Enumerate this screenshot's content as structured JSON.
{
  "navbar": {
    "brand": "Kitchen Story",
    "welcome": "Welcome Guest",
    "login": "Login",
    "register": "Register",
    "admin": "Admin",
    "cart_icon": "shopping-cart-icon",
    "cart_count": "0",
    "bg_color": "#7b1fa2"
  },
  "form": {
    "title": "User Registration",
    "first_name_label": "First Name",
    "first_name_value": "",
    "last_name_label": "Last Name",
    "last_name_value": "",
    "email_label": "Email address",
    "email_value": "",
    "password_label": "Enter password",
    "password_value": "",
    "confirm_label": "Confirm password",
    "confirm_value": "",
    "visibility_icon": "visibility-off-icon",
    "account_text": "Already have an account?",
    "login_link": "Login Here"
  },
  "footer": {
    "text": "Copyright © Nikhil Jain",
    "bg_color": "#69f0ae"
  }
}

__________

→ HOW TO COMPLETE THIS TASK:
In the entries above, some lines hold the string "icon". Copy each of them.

→ REPLY:
    "cart_icon": "shopping-cart-icon",
    "visibility_icon": "visibility-off-icon",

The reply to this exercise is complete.